When I did reach out for help, I often felt judged or like my pain was minimized. Ouch, so painful.
Whew – it takes courage to shift these patterns and to find trusted and trustworthy people to support us.
How self regulation is built
It helps to understand where the capacity to self regulate comes from. From birth on, this capacity is shaped and formed by and in our relationship with others. I love the way therapist Bonnie Badenoch describes this – that the ‘capacity to self regulate is the internalized village.’
To learn more about this idea, Bonnie gave a powerful and insightful talk here on The Myth of Self-Regulation: How Our Inner Community Supports Us Every Day. In her talk, she speaks to the importance of co-regulation – where our relationship with others help regulate our minds and brains – and the pain of overfocusing on self regulation.
Loving friends, support groups, therapists and counselors, and supportive family members can all help us co-regulate when we’re feeling dysregulated.
Shifting the sense of being alone
These relationships are crucial because they help change the implicit belief that “I’m all alone.” Our relationships with others can support us so that we can touch those spaces inside that are too traumatized to touch on our own.
In order to find lasting healing, I think we have to experience both internal healing with ourselves and external healing with others. Reaching out to others, then, is a necessary step, even as it can also be a scary one.

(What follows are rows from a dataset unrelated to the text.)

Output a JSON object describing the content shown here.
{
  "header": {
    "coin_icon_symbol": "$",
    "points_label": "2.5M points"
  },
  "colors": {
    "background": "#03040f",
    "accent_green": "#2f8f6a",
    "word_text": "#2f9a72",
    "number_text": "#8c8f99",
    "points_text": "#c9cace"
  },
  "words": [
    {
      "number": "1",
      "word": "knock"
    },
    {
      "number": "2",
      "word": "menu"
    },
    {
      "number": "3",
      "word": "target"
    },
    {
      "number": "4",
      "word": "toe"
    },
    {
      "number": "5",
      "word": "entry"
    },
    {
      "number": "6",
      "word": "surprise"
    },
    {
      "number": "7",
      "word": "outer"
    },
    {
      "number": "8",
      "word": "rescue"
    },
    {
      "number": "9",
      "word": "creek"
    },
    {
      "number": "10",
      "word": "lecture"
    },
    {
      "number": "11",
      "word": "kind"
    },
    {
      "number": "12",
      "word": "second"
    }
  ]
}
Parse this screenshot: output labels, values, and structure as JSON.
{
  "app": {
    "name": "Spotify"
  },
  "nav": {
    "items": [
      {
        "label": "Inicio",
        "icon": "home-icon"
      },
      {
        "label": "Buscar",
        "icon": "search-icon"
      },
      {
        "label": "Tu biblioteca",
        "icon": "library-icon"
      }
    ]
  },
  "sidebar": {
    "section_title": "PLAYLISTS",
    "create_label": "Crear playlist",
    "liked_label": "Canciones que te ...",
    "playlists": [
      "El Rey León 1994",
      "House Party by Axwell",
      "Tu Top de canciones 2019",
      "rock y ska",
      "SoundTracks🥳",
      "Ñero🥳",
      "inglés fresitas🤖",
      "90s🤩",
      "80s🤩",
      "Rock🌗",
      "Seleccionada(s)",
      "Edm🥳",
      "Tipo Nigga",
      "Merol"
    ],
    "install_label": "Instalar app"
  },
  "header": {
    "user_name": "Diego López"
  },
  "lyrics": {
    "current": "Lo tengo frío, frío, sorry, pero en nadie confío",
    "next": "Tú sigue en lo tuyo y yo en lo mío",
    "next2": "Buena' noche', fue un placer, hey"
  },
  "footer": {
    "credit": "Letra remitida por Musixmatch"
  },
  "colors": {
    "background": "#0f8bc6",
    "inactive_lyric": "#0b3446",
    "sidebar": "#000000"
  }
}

A note on trauma
If you find yourself struggling with regular night bingeing, I highly encourage you to reach out for support from a healer or therapist. It’s possible that there’s trauma underneath the urges to binge, and getting support to heal trauma can make all the difference in your journey.
There are some very good and well known therapies/approaches for trauma. I’ve used all three below and have found them to be very helpful. If you click on the links below, you can look for people who’ve had this training in your area.
Wanting more hands on help?
- To learn more about this topic in depth, I invite you to join me for my course, When Food is Your Mother. You can learn more about When Food is Your Mother and sign up for the waiting list here.
- You may also enjoy reading this post on how attachment affects your relationship with food.
Needing hand on help for binges? Sign up to receive the free Binge Rescue worksheet, what readers say is our most helpful tool in the face of a binge.